Goal of the exercise: Word for word, print all of the entries below.

Data for this exercise:
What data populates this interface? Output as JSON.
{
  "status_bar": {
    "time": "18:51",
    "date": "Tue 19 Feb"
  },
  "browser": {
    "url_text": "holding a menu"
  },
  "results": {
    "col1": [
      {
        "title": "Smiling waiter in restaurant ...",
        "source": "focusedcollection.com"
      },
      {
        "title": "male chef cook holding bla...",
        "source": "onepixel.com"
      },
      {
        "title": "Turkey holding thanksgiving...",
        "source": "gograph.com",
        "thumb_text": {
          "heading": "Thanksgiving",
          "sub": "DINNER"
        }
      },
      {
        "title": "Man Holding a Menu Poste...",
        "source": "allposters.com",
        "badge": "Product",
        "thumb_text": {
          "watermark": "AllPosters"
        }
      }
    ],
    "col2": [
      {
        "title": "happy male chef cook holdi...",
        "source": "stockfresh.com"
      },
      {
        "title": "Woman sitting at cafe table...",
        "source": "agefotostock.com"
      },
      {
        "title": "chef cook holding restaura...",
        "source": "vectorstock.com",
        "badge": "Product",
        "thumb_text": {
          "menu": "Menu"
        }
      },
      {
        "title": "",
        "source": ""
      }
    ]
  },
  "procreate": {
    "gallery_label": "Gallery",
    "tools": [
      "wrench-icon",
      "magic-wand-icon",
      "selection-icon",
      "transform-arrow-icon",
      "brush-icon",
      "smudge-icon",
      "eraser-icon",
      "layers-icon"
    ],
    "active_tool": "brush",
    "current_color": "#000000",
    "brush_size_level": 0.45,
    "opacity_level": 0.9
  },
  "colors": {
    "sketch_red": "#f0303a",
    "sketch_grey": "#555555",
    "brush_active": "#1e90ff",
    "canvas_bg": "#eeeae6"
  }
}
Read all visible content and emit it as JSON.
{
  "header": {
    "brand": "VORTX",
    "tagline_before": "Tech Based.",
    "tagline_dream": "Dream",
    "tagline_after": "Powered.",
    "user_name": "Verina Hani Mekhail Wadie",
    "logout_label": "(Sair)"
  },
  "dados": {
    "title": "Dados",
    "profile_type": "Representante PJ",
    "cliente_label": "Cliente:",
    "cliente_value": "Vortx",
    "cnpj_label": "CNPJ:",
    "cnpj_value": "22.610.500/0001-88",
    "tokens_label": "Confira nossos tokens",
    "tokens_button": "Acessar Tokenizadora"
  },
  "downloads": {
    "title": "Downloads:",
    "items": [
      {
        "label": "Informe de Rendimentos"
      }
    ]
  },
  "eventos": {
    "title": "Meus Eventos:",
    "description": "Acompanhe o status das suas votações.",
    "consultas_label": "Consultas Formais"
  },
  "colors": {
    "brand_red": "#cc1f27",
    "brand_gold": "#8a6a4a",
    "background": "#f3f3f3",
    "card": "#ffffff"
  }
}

Completed task:
What data populates this interface? Output as JSON.
{
  "status_bar": {
    "time": "18:51",
    "date": "Tue 19 Feb"
  },
  "browser": {
    "url_text": "holding a menu"
  },
  "results": {
    "col1": [
      {
        "title": "Smiling waiter in restaurant ...",
        "source": "focusedcollection.com"
      },
      {
        "title": "male chef cook holding bla...",
        "source": "onepixel.com"
      },
      {
        "title": "Turkey holding thanksgiving...",
        "source": "gograph.com",
        "thumb_text": {
          "heading": "Thanksgiving",
          "sub": "DINNER"
        }
      },
      {
        "title": "Man Holding a Menu Poste...",
        "source": "allposters.com",
        "badge": "Product",
        "thumb_text": {
          "watermark": "AllPosters"
        }
      }
    ],
    "col2": [
      {
        "title": "happy male chef cook holdi...",
        "source": "stockfresh.com"
      },
      {
        "title": "Woman sitting at cafe table...",
        "source": "agefotostock.com"
      },
      {
        "title": "chef cook holding restaura...",
        "source": "vectorstock.com",
        "badge": "Product",
        "thumb_text": {
          "menu": "Menu"
        }
      },
      {
        "title": "",
        "source": ""
      }
    ]
  },
  "procreate": {
    "gallery_label": "Gallery",
    "tools": [
      "wrench-icon",
      "magic-wand-icon",
      "selection-icon",
      "transform-arrow-icon",
      "brush-icon",
      "smudge-icon",
      "eraser-icon",
      "layers-icon"
    ],
    "active_tool": "brush",
    "current_color": "#000000",
    "brush_size_level": 0.45,
    "opacity_level": 0.9
  },
  "colors": {
    "sketch_red": "#f0303a",
    "sketch_grey": "#555555",
    "brush_active": "#1e90ff",
    "canvas_bg": "#eeeae6"
  }
}
Read all visible content and emit it as JSON.
{
  "header": {
    "brand": "VORTX",
    "tagline_before": "Tech Based.",
    "tagline_dream": "Dream",
    "tagline_after": "Powered.",
    "user_name": "Verina Hani Mekhail Wadie",
    "logout_label": "(Sair)"
  },
  "dados": {
    "title": "Dados",
    "profile_type": "Representante PJ",
    "cliente_label": "Cliente:",
    "cliente_value": "Vortx",
    "cnpj_label": "CNPJ:",
    "cnpj_value": "22.610.500/0001-88",
    "tokens_label": "Confira nossos tokens",
    "tokens_button": "Acessar Tokenizadora"
  },
  "downloads": {
    "title": "Downloads:",
    "items": [
      {
        "label": "Informe de Rendimentos"
      }
    ]
  },
  "eventos": {
    "title": "Meus Eventos:",
    "description": "Acompanhe o status das suas votações.",
    "consultas_label": "Consultas Formais"
  },
  "colors": {
    "brand_red": "#cc1f27",
    "brand_gold": "#8a6a4a",
    "background": "#f3f3f3",
    "card": "#ffffff"
  }
}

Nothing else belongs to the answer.